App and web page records
........
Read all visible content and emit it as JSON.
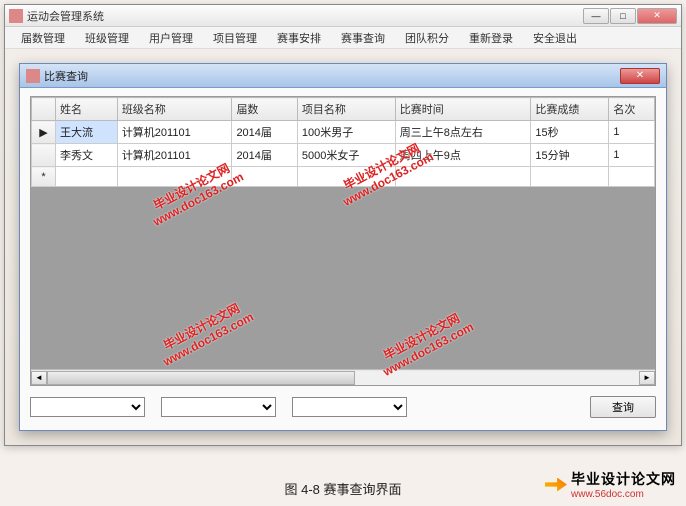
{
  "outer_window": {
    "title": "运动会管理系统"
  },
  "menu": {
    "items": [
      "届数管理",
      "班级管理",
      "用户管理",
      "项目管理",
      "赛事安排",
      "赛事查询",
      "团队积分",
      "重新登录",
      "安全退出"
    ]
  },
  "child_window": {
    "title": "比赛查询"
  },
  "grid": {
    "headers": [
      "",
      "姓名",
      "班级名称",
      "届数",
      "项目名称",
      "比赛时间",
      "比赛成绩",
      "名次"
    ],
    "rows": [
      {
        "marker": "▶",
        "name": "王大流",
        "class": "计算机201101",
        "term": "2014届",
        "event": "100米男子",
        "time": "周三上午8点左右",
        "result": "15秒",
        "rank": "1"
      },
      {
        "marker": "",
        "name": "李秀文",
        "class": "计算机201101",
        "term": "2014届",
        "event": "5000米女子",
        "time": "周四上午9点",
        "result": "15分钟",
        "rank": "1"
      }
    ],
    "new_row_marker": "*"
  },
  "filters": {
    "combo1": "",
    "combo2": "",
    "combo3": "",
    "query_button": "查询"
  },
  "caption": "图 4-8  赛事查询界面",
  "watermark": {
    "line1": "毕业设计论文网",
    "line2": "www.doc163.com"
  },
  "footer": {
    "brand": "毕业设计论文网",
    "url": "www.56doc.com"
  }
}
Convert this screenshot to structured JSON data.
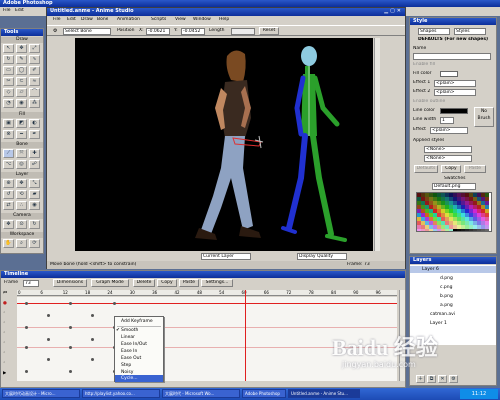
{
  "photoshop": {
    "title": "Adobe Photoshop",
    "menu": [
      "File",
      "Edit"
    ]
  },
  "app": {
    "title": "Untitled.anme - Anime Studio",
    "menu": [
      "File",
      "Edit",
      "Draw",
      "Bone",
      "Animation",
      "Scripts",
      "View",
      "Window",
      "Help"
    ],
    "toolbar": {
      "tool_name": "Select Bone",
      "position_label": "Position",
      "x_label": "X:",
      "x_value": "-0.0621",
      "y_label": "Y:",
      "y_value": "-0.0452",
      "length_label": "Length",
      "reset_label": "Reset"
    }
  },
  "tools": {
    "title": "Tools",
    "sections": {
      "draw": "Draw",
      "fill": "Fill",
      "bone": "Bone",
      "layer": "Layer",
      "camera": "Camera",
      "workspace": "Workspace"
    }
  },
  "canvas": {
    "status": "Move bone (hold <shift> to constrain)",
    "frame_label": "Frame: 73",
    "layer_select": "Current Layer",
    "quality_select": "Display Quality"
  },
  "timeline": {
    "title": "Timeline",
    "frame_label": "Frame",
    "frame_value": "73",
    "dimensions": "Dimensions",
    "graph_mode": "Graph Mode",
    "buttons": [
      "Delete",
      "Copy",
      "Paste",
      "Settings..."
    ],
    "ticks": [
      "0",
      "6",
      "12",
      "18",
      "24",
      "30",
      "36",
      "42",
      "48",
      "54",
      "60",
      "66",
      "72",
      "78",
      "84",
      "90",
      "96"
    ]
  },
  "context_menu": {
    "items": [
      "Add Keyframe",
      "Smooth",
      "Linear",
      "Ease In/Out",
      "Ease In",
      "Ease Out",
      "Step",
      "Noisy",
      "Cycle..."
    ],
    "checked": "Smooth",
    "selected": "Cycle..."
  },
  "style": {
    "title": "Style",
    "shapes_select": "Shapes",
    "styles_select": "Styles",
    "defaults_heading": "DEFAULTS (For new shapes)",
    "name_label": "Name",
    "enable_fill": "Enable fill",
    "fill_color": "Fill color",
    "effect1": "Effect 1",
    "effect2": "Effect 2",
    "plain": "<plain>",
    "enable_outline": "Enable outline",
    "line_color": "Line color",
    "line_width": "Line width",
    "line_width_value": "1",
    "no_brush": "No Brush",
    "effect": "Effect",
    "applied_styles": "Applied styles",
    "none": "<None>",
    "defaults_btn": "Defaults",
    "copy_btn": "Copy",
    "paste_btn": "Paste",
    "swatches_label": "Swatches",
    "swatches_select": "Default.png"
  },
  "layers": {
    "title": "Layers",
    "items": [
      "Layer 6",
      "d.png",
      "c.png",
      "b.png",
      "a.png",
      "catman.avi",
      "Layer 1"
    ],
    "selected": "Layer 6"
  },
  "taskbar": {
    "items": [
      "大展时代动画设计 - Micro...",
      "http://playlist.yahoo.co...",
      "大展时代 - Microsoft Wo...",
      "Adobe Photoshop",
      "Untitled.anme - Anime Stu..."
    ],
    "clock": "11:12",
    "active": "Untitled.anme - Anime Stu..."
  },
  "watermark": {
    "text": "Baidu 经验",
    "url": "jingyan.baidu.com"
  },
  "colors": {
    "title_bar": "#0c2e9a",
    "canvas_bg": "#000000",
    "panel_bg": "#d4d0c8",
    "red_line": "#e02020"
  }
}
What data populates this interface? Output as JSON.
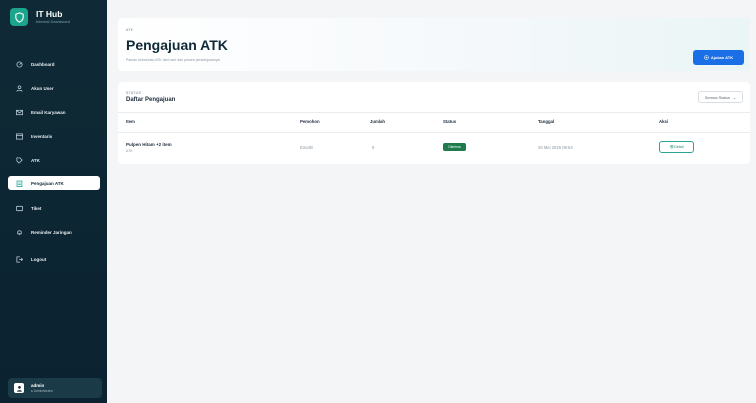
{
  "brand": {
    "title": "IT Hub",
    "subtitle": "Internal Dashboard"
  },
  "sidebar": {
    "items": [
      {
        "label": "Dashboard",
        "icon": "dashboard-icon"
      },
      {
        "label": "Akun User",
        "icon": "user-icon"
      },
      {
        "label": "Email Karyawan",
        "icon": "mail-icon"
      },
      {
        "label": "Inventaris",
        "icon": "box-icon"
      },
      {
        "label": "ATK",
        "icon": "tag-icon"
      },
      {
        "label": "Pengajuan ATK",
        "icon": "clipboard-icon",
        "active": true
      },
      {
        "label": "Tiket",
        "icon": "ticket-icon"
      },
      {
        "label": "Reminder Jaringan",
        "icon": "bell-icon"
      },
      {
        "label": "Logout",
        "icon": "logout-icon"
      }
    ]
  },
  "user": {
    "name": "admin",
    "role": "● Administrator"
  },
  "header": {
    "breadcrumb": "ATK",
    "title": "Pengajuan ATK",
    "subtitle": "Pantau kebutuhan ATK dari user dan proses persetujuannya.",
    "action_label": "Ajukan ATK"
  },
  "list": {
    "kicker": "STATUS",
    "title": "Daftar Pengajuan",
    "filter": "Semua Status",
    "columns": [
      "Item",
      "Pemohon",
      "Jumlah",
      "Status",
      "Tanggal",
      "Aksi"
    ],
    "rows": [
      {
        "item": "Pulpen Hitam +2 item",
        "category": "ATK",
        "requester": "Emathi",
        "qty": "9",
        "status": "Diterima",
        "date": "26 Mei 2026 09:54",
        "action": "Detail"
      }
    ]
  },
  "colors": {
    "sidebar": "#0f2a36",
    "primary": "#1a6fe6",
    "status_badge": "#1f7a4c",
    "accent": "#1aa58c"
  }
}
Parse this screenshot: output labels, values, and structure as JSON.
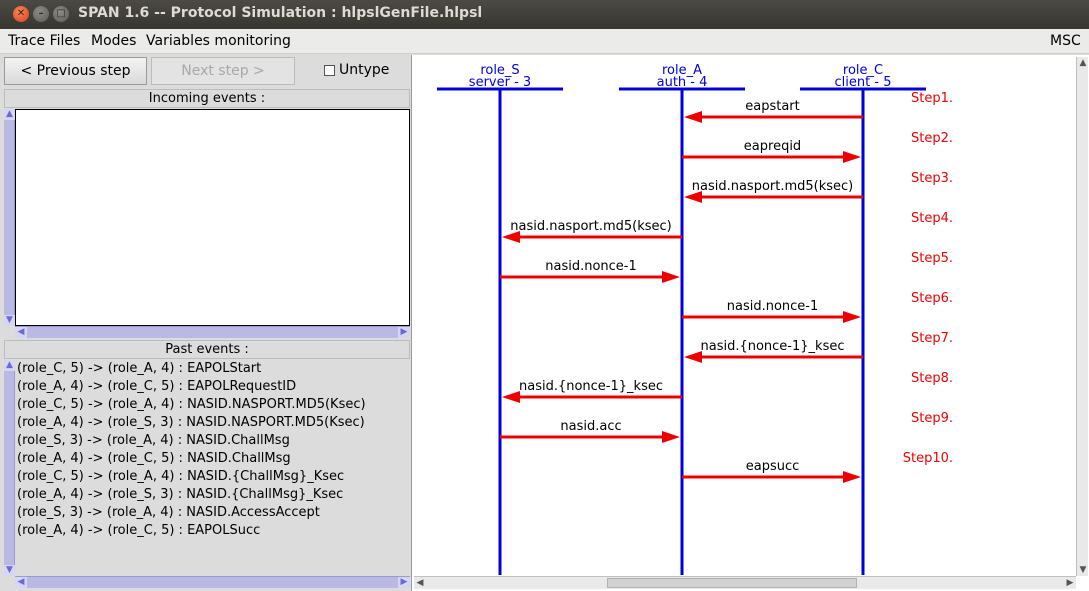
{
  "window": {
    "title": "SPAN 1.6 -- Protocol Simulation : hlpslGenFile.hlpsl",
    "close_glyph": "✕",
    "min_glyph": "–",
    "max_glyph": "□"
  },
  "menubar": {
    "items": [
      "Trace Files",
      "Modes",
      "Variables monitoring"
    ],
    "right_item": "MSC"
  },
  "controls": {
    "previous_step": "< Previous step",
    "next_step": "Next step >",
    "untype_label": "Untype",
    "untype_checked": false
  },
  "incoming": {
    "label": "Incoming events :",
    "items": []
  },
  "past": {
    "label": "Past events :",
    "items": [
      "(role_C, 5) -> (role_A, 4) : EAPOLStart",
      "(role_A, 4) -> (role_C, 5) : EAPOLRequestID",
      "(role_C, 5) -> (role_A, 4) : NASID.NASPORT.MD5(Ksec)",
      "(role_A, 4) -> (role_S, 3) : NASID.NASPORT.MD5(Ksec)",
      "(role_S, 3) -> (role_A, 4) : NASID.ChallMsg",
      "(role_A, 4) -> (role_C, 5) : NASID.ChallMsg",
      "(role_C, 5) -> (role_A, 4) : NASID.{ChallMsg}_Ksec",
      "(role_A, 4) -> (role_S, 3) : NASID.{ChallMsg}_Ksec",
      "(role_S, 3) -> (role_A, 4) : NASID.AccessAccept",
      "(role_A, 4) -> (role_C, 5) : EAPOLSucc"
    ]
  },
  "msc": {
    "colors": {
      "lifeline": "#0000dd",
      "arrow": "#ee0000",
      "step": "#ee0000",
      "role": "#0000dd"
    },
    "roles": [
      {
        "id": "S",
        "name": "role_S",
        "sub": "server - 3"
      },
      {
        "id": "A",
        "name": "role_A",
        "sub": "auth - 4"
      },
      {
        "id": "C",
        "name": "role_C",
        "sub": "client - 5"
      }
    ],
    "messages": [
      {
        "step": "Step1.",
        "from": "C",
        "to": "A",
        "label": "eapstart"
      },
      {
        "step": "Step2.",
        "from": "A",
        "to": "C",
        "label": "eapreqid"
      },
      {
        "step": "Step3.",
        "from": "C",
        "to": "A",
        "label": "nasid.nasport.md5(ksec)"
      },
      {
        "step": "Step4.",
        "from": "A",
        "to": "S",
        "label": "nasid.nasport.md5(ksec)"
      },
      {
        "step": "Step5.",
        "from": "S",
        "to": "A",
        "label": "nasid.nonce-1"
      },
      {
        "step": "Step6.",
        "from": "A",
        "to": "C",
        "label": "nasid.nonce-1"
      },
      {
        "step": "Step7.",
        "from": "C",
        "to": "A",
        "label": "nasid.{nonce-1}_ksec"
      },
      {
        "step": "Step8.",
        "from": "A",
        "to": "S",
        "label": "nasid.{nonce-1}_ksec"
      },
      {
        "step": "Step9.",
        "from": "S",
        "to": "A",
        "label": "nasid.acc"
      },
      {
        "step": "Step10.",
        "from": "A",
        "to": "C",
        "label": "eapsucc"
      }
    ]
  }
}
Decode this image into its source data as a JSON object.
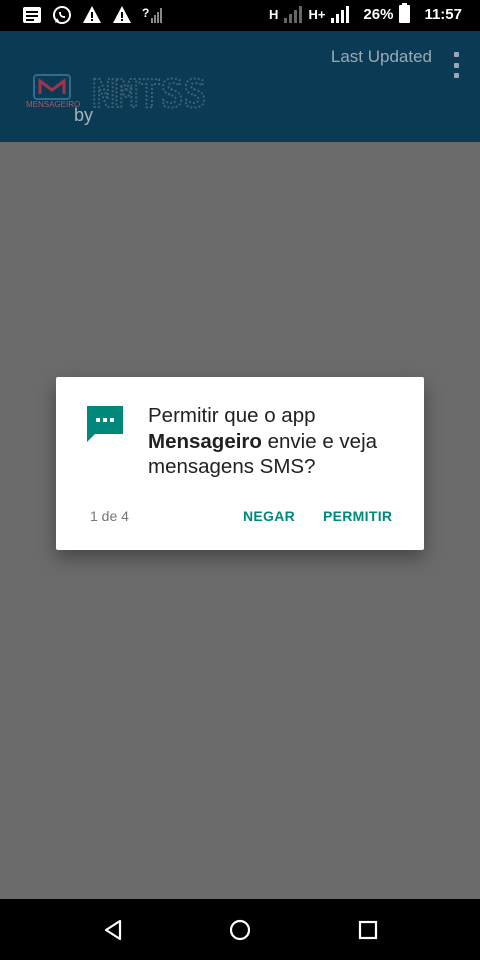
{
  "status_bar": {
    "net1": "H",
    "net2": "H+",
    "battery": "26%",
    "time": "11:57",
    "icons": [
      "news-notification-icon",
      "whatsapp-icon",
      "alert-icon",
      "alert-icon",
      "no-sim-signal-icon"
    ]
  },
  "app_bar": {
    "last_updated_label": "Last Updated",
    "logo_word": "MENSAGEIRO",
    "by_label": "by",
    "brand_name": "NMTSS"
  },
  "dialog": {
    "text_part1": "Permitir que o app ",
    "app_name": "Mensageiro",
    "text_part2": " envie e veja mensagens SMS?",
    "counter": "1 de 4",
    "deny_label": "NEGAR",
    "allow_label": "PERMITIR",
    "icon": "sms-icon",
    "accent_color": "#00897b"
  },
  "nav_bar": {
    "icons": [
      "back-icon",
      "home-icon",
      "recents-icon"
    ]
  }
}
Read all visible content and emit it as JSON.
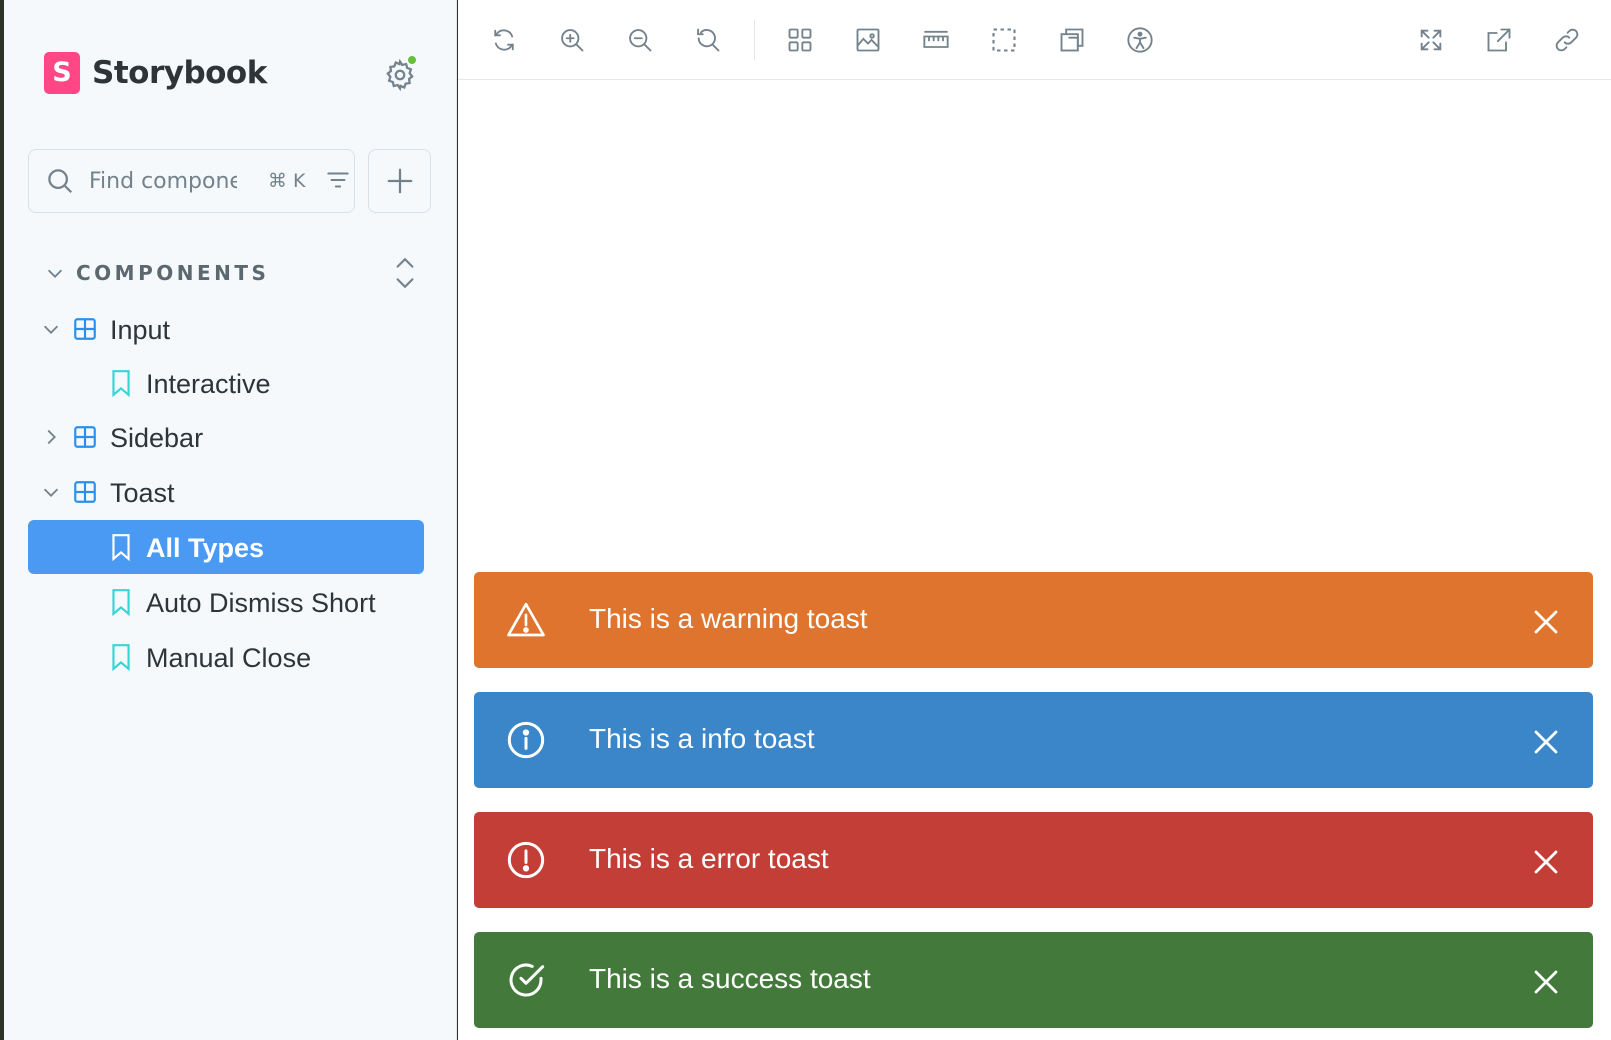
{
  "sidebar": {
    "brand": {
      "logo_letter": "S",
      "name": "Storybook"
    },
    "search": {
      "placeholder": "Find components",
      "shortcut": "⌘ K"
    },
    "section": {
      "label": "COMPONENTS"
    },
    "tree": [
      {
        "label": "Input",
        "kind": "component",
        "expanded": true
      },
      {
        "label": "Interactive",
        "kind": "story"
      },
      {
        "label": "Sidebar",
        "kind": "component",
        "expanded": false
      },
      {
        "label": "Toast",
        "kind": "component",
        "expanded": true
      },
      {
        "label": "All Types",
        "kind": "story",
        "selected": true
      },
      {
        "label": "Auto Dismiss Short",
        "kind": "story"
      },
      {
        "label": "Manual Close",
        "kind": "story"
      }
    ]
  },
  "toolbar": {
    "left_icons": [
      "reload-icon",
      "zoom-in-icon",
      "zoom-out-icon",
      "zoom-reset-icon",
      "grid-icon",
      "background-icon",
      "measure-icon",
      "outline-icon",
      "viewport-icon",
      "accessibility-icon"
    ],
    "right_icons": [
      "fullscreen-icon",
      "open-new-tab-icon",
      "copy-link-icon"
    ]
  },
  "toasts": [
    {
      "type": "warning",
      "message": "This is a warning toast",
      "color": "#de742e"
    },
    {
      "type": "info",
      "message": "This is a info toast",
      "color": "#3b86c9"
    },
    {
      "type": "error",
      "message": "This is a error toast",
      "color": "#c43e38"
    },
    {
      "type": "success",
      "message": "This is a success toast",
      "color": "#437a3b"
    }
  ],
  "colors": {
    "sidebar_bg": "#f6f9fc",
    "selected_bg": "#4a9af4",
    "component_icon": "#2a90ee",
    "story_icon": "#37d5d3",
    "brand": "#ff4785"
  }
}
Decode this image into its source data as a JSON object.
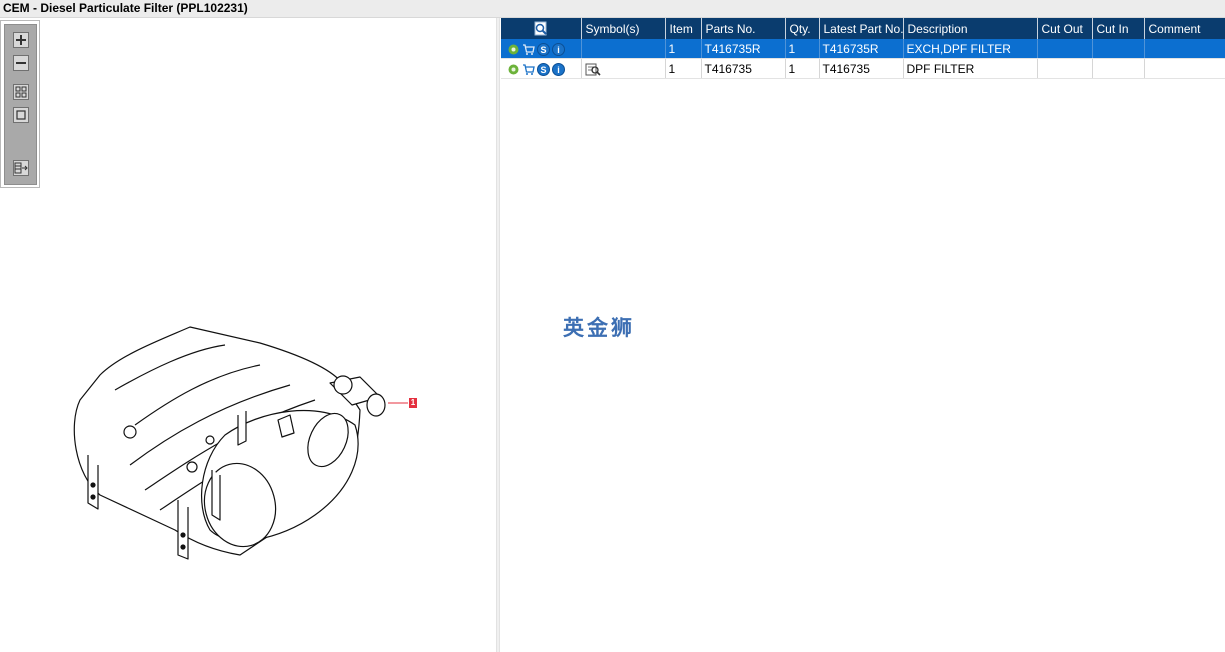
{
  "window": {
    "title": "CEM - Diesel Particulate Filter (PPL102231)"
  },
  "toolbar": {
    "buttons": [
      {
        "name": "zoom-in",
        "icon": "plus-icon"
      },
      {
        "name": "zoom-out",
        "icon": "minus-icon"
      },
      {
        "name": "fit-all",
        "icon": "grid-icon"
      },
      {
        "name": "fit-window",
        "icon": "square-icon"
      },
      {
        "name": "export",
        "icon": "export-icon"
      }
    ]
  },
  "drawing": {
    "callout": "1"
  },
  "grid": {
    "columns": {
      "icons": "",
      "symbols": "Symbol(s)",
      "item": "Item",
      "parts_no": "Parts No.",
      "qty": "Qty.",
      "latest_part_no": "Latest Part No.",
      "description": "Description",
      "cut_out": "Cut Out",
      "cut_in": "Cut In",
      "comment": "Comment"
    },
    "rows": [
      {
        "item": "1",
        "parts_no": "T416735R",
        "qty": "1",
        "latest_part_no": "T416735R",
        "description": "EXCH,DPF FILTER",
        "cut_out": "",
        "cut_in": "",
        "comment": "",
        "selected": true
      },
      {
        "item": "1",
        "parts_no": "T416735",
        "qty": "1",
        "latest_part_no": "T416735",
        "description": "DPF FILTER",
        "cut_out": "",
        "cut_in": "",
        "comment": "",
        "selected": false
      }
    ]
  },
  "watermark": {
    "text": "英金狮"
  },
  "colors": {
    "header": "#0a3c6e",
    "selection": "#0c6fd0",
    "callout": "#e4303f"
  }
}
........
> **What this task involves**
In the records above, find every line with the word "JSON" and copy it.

> **Solution to the problem**
Read all visible content and emit it as JSON.
Convert this screenshot to structured JSON data.
What data populates this interface? Output as JSON.
Parse this screenshot: output labels, values, and structure as JSON.
Decode this image into its source data as a JSON object.
Read all visible content and emit it as JSON.
Decode this image into its source data as a JSON object.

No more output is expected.